WHAT NEEDS TO BE DONE: For each line below that contains the string "data", copy that line.

SOURCE MATERIAL:

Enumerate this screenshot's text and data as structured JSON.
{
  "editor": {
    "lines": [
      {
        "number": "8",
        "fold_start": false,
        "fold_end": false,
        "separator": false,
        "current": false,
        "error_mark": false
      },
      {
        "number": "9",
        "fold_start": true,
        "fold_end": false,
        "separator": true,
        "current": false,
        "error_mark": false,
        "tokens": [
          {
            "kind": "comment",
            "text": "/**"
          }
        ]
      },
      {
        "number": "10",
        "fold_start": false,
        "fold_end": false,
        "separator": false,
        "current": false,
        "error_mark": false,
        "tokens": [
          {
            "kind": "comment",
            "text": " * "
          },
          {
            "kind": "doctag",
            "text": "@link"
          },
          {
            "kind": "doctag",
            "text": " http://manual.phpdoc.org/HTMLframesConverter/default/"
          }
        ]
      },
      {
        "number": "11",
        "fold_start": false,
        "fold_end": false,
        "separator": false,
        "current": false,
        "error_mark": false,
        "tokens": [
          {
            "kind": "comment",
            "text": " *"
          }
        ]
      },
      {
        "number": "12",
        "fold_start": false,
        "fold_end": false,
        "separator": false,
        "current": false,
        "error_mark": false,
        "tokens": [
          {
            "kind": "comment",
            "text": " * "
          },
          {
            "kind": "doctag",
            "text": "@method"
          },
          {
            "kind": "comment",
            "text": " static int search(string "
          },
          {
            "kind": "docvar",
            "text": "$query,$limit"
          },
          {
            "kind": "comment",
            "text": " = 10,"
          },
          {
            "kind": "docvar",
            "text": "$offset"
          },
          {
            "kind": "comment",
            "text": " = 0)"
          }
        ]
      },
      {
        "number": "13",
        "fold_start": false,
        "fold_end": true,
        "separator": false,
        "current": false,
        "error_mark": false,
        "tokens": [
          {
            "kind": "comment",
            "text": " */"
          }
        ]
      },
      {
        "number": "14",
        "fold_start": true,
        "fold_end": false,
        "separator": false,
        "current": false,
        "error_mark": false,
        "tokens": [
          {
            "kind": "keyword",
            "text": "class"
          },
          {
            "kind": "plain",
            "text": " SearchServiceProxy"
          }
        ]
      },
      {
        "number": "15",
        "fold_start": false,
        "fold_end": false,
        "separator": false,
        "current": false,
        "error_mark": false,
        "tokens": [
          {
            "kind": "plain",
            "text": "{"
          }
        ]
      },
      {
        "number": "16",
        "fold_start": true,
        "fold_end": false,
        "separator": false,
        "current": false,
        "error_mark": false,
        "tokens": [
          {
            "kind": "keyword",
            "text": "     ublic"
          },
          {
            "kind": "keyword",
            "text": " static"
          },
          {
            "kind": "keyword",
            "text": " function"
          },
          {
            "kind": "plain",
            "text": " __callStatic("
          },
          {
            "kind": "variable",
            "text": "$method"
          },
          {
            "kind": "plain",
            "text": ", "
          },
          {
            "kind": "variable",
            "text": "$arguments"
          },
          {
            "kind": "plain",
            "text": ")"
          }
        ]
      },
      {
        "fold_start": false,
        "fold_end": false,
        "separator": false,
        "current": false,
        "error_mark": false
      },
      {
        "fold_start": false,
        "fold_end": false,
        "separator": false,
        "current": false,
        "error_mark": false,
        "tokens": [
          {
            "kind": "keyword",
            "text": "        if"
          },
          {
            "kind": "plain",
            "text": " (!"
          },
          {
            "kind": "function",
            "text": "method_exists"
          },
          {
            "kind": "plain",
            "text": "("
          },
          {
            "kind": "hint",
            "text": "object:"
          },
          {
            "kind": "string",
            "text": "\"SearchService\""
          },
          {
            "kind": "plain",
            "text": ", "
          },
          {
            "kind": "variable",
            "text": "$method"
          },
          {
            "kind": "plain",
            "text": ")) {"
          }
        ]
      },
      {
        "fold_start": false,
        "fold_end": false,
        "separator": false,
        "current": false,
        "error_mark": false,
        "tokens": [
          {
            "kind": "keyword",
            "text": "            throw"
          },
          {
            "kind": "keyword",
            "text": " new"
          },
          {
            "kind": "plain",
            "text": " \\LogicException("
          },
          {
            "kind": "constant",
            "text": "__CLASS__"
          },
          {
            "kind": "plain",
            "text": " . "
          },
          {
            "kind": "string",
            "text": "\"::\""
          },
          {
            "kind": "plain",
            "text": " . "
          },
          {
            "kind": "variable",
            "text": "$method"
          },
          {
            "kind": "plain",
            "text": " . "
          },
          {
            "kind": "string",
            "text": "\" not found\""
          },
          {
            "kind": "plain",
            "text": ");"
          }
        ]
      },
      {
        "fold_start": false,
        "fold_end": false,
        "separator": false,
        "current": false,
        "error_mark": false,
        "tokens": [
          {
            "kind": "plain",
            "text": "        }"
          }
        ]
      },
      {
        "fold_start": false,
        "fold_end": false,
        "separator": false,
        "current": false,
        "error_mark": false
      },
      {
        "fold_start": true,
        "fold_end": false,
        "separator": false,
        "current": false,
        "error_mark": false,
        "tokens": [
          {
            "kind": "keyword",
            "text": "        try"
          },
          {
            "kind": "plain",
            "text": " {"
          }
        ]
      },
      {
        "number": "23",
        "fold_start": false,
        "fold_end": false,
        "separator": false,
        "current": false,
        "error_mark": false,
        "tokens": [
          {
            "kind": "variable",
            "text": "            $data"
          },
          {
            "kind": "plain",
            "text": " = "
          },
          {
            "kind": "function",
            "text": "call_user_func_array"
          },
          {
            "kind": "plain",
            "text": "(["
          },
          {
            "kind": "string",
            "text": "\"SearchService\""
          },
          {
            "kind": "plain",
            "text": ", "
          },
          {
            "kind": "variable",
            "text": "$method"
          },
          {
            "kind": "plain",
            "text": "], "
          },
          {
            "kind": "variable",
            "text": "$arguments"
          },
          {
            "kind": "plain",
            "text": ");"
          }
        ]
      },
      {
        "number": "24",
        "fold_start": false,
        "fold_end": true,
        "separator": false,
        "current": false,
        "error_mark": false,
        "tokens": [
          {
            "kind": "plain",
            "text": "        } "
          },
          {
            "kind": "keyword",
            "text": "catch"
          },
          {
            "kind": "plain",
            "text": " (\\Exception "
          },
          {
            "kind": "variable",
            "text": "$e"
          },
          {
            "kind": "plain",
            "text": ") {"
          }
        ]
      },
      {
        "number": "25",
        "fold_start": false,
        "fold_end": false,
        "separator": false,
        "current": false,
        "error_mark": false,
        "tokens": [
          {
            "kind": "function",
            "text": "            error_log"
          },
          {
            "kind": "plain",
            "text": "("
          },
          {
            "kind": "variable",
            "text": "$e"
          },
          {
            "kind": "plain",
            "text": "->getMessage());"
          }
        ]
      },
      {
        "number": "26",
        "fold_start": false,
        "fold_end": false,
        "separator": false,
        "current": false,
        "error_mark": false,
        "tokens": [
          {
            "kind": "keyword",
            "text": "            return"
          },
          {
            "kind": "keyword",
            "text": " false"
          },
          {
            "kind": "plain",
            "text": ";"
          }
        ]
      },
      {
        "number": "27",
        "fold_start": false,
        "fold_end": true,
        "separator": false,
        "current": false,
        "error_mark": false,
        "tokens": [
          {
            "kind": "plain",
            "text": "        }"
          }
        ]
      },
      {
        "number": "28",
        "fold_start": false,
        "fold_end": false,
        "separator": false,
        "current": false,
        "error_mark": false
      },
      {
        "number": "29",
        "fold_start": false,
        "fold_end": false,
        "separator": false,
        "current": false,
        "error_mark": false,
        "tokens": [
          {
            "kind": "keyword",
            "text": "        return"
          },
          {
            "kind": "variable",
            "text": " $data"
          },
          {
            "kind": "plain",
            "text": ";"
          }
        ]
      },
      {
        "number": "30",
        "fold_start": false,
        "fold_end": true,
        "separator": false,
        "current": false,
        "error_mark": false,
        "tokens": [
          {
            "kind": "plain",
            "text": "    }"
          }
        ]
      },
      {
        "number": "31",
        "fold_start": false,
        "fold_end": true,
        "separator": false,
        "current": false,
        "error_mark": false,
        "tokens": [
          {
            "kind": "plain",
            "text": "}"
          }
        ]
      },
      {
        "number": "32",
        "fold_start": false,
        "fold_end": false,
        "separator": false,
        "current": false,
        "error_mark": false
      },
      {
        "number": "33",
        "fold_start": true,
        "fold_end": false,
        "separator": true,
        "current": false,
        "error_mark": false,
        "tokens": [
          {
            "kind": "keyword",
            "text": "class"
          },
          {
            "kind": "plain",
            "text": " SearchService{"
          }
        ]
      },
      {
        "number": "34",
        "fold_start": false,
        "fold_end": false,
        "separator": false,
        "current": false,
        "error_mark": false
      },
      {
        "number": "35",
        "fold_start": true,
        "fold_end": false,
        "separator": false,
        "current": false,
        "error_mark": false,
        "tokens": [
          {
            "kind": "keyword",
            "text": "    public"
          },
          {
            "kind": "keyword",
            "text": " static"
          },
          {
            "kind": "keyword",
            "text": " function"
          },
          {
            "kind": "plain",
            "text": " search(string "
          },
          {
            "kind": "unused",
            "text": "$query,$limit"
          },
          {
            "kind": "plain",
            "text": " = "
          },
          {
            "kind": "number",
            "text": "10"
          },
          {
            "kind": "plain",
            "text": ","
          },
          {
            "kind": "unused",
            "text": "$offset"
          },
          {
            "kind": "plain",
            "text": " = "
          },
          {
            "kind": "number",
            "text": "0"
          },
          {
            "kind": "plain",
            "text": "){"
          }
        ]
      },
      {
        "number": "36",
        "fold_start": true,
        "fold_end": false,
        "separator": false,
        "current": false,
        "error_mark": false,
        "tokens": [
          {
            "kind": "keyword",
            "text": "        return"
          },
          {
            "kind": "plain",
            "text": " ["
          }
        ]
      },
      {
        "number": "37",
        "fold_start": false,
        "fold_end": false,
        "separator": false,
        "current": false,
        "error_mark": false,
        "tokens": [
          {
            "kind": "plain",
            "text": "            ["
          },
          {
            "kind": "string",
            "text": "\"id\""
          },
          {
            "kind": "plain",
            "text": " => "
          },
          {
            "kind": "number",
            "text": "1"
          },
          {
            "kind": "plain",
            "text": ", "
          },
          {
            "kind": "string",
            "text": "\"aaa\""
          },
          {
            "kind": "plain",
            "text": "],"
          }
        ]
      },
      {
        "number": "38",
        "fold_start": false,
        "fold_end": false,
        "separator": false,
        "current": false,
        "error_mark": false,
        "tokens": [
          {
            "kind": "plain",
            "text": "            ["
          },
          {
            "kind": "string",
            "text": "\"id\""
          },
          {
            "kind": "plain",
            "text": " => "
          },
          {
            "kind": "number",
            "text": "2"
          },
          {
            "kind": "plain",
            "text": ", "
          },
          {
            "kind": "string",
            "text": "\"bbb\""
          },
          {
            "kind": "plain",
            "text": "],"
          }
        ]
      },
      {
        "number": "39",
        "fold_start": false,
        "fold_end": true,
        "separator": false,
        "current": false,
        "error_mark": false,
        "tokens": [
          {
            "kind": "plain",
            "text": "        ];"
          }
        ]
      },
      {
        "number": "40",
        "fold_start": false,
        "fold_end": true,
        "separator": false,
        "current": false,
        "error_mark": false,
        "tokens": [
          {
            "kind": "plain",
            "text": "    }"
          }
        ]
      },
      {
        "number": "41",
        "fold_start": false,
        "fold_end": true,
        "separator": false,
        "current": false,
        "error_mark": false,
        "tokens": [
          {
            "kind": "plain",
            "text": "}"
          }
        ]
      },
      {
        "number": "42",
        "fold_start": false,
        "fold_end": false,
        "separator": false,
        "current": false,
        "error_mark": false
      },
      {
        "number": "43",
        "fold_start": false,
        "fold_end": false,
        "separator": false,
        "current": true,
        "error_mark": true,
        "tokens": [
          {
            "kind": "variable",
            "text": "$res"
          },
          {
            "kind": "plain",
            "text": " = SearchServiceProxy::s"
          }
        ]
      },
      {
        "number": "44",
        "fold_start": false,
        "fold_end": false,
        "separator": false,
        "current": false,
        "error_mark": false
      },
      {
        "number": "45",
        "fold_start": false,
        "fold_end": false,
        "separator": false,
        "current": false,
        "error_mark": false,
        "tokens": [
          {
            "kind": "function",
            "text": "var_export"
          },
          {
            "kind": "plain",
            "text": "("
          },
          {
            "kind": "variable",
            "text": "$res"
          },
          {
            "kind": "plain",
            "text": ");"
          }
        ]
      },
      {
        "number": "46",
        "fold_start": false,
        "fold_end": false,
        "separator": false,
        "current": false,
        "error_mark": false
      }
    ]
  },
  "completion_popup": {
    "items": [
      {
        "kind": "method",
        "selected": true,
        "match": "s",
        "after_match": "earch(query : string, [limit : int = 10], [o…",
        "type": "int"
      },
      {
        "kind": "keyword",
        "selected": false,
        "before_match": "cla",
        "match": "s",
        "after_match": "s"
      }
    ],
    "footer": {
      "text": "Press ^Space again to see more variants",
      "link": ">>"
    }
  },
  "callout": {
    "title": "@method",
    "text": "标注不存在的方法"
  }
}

SOLUTION BELOW:
Enumerate this screenshot's text and data as structured JSON.
            "text": "            $data"
            "text": " $data"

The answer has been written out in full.